Tannehill comes from a pro style and is a great athlete so those are both pluses. I also understand that Tannehill struggled against some good teams but the same can be said about Weeden, especially in the Texas game. Weeden had a couple really good throws but he also could have had 2 or 3 INT's in that game that were dropped by the defender. Weeden stares down his WR's and will force too many passes, throws it deep to blackmon when he's double covered.

http://www.youtube.com/watch?v=YsevlHpqatI

That video has every throw against Texas and im just not sold on him, I would rather take my chances with Tannehill

WSE
03-20-2012, 05:53 PM
athletic ability which I guess is tied more to upside.

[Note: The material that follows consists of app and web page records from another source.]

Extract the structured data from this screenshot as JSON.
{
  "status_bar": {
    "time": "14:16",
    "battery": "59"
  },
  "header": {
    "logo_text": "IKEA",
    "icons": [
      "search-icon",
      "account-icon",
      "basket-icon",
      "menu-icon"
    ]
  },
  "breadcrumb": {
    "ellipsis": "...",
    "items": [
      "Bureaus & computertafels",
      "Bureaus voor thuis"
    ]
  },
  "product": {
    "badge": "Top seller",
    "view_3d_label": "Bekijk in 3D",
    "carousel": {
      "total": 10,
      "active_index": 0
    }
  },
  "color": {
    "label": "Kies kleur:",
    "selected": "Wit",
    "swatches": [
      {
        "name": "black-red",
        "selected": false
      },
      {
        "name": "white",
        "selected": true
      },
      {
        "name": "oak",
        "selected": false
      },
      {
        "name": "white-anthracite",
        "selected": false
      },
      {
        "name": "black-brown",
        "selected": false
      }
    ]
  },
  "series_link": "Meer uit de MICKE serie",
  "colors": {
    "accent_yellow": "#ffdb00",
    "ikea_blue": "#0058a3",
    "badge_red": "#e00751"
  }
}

TedSlimmJr
03-20-2012, 06:06 PM
The only thing that worries me about Weeden is that I just dont see much upside to him and its not just his age. He comes from a spread offense system and history has shown that QB's that come from that type of system doesnt translate well to the pros. I worry about Weeden's footwork and lack of mobility.

Tannehill comes from a pro style and is a great athlete so those are both pluses. I also understand that Tannehill struggled against some good teams but the same can be said about Weeden, especially in the Texas game. Weeden had a couple really good throws but he also could have had 2 or 3 INT's in that game that were dropped by the defender. Weeden stares down his WR's and will force too many passes, throws it deep to blackmon when he's double covered.

http://www.youtube.com/watch?v=YsevlHpqatI

That video has every throw against Texas and im just not sold on him, I would rather take my chances with Tannehill


Completely agree. I've already seen Oklahoma St.'s game against Manny Diaz's defense a dozen times and already pointed out that he should've had about 5 picks if not for the Texas DB's dropping 'em... right here in this thread....

http://www.finheaven.com/forums/showthread.php?315518-Brandon-Weeden/page2



I like Weeden's aggressive decision making and confidence to try and fit the ball into tight coverage. It's why Andy Dalton was able to be successful as a rookie. However, it's what gets Weeden into trouble and leads to turnovers because his ball placement can be erratic... especially when he gets a little rattled due to having to deal with pressure. He's not used to it.